To start with MicroPython development on the Raspberry Pi Pico W follow the steps below.
Then connect the Pico W to USB while holding the white BOOTSEL button.
On Windows, the Pico W should get recognised as a removable drive. In my case, it was the D drive. You can then drag and drop the downloaded Micropython binary to that drive. After it is done, the Pico W will reboot automatically.
The best way to develop with MicroPython on the Raspberry Pi Pico W is using the Thonny IDE. Download a version for your OS and install it.
Inside Thonny go to the menu Run -> Select interpreter...
and select MicroPython for Raspberry Pi Pico.
You can also install or update the MicroPython firmware by clicking the install firmware link at the bottom of this window.
Follow the instructions that are given here (which are exactly the same as described above).
After everything is installed correctly, you should see this status message appear inside Thonny.
To test it copy this blink code inside Thonny editor. Notice that the LED is not connected to GPIO 25 on the Pico W anymore, but it connects to the GPIO pin 0 of the wireless interface which has a define: WL_GPIO0. You can also use the name 'LED'.

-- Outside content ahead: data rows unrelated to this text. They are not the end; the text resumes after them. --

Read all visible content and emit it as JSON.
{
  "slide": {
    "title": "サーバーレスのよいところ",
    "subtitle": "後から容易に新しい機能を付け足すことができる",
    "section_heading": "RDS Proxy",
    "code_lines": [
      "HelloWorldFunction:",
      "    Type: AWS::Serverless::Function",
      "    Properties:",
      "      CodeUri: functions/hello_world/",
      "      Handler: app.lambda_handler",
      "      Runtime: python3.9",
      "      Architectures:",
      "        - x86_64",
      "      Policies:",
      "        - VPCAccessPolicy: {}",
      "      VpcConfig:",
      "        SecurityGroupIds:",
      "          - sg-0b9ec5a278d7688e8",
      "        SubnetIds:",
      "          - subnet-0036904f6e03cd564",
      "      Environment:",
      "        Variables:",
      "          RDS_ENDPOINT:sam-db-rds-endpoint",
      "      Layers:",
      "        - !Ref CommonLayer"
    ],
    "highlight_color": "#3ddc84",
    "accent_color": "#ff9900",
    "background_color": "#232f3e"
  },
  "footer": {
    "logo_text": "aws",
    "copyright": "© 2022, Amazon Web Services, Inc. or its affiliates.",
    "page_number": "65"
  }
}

from machine import Pin, Timer led = machine.Pin('WL_GPIO0', machine.Pin.OUT) timer = Timer() def blink(timer): led.toggle() timer.init(freq=2.5, mode=Timer.PERIODIC, callback=blink)
And click on save.
You will be prompted where to save the file. Select Raspberry Pi Pico.
And specify the file name. For example blink.py
Click on the Run icon and the LED on your Raspberry Pi Pico W should start blinking.